3 – Speaking of mental fatigue, as the Warriors have gotten closer to the heralded 73 wins, they have been more prone to hesitation and poor play. The number is right there in their faces and you can see how it affects their decision making on the court. During last night’s T’Wolves game, you could see Steph Curry hesitate on a few of his shots which, earlier in the season, just didn’t happen. A great example was when Karl Anthony Towns had switched on him to end the half. He got himself a good look in an iso situation but instead of firing away, he reset. This led to a contested jumper that, normally, he would have drained had he been more aggressive. These little moments create small two or three point swings that end up costing the team later in the game. (Sidenote: this is a different clip but KAT’s defense on Curry during this possession should scare the rest of the league – he is going to be a beast).
4 – Increased pressure in the playoffs. This is a team that is at its best when they play fast and loose. If they happen to win out and get to 73 wins, then I worry about the team tightening up even more in the postseason. In any other year, I think they feel confident that they can tear through the playoffs and emerge as victors. But with the San Antonio Spurs, also on a near 70-win pace in the West, the pressure will ratchet up and provide additional, unneeded scrutiny on a team that has been dealing with it for the eighteen months. There is no point in letting the Spurs play with house money and the silver lining of not having the record is that they can go into the probably Western Conference Finals against Tim Duncan and co. with clearer heads.
5 – Prioritizing a repeat over the record. If it sounds like you hear this all the time, you’re right. But it needs to be said that if they break the record at the cost of being ready for the playoffs, then it’s all for naught. They have already made history by winning 67+ games in back-to-back seasons. If you focus on the repeat, years from now no one is going to be talking about their failure to win 73 games; they’ll talk about how they dominated the league for two (or more?) straight seasons and (potentially) knocked off another historic juggernaut in the Spurs.
Now these are all the logical reasons for not pushing for the record. Making the decision to rest is a smart decision driven by objective and analytical thinking. And who knows if they can even accomplish the feat when they have to go 4-0 to close the season (two of them against the Spurs). And how crazy is it that we’re questioning this team’s ability to win four in a row?

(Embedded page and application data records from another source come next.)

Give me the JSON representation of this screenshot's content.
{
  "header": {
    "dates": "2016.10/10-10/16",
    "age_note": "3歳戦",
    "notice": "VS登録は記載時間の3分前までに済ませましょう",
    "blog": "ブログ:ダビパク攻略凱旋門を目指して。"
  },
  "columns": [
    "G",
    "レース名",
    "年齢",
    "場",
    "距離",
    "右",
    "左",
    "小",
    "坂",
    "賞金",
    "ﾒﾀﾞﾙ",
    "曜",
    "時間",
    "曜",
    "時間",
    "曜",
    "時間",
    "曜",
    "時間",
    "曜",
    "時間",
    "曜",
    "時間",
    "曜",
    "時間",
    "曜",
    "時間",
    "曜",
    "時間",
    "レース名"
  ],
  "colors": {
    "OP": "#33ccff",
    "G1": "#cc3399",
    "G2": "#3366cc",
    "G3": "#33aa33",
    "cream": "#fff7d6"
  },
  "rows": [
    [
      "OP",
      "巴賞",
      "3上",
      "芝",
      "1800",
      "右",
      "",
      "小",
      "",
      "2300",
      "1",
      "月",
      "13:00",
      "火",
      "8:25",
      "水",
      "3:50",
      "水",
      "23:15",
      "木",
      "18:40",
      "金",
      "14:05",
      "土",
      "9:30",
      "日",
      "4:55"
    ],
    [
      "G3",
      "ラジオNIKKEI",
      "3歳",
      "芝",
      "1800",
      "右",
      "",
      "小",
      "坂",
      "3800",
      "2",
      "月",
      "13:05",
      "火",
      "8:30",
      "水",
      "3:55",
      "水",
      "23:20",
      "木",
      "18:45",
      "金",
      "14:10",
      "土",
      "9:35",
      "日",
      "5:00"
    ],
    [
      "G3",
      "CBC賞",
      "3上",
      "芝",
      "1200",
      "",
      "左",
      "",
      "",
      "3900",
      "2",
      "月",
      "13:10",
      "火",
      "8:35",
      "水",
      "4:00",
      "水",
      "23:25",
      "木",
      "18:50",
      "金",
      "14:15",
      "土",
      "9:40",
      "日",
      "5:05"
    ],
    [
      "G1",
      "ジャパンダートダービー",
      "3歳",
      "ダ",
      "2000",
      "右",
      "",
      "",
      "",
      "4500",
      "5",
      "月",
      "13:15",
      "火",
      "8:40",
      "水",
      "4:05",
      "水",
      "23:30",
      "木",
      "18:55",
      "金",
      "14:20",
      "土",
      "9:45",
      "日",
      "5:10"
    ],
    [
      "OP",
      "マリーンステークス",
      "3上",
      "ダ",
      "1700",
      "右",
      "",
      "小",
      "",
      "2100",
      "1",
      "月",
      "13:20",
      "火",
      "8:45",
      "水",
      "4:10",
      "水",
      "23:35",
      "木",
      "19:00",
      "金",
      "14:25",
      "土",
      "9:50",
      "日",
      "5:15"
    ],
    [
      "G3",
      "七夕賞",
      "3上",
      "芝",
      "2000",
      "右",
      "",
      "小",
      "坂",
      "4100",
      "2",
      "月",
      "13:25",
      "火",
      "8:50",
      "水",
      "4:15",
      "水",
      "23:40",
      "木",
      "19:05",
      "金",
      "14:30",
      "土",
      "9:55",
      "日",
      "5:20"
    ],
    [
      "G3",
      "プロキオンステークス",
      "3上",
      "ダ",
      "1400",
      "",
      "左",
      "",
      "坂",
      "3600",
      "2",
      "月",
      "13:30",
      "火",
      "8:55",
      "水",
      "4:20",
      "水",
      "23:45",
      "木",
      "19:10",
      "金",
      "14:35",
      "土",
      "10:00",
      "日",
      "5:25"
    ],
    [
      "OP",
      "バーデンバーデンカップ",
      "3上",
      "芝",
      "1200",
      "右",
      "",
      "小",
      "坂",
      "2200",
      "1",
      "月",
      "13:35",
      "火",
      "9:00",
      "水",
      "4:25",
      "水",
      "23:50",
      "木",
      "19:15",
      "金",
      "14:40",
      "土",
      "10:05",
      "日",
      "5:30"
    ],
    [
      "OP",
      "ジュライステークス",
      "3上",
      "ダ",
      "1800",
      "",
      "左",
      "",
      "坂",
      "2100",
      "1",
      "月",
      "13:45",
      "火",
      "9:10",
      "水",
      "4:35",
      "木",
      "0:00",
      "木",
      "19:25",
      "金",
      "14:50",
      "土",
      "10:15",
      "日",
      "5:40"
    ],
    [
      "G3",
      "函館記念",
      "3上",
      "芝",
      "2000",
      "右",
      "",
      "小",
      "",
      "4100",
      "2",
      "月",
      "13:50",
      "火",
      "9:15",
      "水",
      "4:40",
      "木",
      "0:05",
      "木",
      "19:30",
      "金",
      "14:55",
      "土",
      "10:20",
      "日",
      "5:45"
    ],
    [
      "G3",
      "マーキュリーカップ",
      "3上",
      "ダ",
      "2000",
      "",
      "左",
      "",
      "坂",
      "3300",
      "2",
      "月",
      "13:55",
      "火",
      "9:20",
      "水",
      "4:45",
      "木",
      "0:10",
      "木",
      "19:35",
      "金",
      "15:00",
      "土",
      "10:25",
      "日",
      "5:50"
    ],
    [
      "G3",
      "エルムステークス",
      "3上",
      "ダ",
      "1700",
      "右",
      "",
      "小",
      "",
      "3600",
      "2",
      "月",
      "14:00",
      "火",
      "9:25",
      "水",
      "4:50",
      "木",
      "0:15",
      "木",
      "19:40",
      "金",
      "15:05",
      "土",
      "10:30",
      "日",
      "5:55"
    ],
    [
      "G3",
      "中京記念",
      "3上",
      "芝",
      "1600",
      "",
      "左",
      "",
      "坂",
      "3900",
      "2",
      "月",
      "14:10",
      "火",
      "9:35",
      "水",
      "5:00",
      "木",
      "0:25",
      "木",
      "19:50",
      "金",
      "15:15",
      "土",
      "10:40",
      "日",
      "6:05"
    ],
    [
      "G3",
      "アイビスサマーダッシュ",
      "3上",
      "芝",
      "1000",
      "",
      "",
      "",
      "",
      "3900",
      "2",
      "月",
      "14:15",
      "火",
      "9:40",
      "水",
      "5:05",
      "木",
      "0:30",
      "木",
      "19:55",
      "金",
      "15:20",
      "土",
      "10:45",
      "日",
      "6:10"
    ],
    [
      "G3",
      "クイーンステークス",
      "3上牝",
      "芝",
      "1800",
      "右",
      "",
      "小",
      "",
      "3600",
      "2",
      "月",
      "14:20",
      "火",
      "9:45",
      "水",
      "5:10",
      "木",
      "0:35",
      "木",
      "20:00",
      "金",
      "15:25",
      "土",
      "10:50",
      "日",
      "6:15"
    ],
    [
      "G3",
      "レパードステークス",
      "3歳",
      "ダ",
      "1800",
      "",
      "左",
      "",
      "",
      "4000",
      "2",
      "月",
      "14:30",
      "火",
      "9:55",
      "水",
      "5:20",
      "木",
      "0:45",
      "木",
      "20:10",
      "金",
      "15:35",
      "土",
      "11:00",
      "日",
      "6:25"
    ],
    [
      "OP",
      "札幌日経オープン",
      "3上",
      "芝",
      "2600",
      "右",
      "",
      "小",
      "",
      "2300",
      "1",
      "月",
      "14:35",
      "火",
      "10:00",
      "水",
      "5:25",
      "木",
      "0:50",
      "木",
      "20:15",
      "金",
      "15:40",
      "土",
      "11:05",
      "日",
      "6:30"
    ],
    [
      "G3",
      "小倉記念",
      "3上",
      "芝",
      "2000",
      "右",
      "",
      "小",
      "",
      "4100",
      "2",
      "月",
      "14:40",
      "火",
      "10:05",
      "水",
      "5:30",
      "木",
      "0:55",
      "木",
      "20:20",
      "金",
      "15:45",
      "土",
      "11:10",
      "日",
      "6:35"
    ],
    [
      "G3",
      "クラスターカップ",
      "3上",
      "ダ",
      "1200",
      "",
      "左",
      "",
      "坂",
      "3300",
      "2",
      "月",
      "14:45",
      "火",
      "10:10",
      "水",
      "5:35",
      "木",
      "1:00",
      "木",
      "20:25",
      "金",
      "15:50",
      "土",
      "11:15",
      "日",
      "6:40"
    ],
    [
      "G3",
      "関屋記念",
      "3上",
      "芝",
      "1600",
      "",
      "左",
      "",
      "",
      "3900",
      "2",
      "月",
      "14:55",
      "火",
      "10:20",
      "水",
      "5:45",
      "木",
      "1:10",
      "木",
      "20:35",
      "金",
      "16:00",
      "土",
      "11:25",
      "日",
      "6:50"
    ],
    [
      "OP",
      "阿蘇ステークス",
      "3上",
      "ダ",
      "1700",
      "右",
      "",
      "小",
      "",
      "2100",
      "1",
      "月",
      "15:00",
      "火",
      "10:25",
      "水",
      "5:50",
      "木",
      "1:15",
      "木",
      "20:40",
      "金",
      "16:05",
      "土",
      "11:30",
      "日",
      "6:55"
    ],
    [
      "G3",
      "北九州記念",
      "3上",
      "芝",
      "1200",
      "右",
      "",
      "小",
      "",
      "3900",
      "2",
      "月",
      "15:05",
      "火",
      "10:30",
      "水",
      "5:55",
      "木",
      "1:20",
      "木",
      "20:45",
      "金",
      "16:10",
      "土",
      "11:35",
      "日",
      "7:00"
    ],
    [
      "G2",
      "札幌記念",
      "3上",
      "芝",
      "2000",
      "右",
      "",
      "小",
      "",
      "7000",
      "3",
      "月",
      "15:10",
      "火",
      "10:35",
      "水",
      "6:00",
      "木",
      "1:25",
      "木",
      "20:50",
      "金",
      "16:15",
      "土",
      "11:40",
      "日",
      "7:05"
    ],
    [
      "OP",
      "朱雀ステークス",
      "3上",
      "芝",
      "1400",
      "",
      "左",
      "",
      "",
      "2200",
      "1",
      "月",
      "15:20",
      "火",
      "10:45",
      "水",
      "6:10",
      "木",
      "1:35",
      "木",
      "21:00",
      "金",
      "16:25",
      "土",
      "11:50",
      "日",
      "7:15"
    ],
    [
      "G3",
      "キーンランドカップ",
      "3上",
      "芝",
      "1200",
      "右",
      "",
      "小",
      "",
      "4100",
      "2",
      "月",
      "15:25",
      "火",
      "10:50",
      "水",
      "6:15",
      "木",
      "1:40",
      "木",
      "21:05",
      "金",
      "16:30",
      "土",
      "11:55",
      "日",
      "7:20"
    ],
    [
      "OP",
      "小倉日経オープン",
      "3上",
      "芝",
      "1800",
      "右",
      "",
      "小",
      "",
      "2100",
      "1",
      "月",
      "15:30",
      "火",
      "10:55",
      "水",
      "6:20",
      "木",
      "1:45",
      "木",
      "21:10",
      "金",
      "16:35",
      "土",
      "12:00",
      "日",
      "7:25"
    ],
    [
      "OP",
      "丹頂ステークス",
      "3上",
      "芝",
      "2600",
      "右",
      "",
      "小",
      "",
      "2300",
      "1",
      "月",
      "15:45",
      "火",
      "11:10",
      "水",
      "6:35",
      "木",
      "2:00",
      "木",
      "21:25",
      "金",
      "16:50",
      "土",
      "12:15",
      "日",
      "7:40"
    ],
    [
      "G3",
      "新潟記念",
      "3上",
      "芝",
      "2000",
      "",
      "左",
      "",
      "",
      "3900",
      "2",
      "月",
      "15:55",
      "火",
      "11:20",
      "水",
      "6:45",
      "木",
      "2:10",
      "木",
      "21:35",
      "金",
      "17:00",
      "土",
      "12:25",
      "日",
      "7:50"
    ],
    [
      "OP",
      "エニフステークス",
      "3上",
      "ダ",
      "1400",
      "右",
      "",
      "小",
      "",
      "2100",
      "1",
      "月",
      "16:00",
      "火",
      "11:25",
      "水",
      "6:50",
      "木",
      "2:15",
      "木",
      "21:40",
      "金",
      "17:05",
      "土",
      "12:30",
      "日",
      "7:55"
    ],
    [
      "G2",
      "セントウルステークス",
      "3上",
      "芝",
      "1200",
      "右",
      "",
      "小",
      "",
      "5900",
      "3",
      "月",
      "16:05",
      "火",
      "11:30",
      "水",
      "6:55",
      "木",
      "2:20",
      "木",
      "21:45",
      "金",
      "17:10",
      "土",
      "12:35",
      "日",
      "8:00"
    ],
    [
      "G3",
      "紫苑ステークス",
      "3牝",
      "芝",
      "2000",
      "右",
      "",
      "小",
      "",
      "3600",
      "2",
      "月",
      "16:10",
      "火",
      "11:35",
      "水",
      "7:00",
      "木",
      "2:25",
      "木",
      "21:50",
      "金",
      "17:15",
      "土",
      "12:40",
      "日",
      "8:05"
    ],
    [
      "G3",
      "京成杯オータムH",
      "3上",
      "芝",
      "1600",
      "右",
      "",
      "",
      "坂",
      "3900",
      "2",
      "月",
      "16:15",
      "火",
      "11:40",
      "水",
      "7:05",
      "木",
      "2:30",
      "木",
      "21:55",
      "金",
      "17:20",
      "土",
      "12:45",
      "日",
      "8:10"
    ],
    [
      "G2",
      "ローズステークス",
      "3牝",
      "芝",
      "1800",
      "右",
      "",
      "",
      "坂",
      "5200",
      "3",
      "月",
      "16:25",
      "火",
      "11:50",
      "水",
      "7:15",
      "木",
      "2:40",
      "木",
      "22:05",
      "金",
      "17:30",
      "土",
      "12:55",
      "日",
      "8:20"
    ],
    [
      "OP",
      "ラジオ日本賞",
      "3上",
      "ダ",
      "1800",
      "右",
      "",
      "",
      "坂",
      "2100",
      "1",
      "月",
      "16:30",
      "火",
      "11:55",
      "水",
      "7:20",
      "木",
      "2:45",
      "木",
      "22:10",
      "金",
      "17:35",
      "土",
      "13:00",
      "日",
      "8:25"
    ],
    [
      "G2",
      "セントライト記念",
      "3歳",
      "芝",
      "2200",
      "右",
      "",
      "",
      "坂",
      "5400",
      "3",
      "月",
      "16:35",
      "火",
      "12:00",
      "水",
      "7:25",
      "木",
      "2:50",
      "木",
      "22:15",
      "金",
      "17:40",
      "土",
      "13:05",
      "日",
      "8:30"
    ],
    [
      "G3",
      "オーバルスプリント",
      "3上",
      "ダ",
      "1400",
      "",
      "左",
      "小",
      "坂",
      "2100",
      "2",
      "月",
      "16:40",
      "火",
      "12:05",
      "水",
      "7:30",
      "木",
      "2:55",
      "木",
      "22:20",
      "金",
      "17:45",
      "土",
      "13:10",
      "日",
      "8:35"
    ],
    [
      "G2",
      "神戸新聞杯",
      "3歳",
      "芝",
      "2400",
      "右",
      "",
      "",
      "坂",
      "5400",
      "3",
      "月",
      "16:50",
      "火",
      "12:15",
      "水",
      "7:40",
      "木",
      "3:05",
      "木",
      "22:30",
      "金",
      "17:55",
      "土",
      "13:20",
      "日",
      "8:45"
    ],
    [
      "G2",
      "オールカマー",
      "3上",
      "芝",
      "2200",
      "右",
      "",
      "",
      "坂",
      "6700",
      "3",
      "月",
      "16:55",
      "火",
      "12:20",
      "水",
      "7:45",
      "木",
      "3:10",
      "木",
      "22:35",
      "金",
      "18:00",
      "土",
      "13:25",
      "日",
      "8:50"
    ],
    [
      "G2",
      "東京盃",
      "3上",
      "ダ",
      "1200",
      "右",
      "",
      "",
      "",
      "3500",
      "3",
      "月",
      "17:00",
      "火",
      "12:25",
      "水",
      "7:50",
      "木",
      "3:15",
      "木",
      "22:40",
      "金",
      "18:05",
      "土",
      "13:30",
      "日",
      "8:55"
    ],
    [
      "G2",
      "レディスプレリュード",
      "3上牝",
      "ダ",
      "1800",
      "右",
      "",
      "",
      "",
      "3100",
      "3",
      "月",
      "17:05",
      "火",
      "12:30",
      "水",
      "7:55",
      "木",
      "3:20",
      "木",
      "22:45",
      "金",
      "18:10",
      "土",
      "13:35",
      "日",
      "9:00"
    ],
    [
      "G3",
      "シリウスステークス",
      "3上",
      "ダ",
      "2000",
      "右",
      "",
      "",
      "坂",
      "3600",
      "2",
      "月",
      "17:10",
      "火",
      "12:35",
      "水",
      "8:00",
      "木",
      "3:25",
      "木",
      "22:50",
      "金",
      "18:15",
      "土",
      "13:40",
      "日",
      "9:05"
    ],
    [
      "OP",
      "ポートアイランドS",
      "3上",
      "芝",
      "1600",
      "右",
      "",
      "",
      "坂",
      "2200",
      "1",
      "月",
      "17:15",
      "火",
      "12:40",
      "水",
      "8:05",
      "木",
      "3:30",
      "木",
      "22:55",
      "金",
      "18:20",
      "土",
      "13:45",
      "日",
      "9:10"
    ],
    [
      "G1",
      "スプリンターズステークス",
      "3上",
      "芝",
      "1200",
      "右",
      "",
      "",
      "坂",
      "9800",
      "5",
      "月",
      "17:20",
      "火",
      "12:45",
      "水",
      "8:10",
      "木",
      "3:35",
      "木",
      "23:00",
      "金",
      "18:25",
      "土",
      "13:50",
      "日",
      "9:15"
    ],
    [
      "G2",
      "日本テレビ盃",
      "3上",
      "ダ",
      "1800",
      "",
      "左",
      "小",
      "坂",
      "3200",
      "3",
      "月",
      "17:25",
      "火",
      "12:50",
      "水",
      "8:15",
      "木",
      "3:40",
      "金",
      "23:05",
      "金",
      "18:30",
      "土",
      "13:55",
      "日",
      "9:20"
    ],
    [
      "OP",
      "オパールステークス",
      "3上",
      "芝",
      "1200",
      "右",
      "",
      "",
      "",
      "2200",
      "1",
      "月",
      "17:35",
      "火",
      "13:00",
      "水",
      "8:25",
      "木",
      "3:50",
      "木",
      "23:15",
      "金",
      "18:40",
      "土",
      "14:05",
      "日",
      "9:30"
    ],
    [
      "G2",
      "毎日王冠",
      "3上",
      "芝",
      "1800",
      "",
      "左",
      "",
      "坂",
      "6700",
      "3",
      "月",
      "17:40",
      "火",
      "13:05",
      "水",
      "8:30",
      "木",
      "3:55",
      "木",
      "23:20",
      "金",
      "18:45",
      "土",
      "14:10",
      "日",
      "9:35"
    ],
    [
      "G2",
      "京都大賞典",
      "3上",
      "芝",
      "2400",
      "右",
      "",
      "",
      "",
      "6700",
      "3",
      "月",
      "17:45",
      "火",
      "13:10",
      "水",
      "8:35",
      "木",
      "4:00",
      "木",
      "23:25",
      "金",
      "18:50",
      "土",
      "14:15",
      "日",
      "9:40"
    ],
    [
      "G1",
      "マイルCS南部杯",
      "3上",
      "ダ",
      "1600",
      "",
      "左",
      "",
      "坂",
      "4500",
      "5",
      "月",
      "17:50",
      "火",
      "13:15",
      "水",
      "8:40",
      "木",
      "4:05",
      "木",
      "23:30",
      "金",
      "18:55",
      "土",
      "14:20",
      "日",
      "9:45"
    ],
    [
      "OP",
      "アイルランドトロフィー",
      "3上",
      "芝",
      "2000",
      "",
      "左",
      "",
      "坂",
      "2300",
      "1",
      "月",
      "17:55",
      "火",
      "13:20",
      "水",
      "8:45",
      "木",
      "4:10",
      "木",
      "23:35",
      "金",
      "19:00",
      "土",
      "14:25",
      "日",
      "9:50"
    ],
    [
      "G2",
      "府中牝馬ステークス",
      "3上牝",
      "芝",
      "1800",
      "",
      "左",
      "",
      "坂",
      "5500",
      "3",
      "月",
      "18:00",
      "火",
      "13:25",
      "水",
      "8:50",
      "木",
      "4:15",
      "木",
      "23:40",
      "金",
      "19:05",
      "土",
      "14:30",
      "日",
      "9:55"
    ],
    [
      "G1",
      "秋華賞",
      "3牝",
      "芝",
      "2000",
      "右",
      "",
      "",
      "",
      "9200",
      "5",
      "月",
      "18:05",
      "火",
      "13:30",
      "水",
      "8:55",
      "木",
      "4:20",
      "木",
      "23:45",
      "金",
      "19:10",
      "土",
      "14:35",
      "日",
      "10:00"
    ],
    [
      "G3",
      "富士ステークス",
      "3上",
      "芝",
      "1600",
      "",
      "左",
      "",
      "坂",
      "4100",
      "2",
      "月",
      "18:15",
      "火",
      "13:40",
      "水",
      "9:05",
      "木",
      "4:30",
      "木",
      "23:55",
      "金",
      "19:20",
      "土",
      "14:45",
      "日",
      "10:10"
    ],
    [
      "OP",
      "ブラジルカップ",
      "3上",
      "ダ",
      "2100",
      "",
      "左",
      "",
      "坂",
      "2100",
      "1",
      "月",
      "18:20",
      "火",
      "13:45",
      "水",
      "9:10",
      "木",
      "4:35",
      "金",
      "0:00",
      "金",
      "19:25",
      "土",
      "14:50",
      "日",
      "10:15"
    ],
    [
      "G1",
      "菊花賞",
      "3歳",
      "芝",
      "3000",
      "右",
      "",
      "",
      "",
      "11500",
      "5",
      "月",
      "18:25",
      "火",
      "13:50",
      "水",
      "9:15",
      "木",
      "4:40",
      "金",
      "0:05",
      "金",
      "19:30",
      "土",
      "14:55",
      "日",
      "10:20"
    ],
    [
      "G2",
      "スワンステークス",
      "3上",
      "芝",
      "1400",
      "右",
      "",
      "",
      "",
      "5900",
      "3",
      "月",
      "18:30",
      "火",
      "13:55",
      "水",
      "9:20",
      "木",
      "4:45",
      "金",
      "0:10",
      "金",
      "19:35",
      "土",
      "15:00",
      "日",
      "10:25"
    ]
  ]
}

For the record (no pun intended), I’m 100% behind them trying to win out. I think shying away from the moment could potentially hurt their psyche going into the playoffs more than just missing. This is not a team that backs away from a challenge. So break that record. How often do teams get a chance to make history?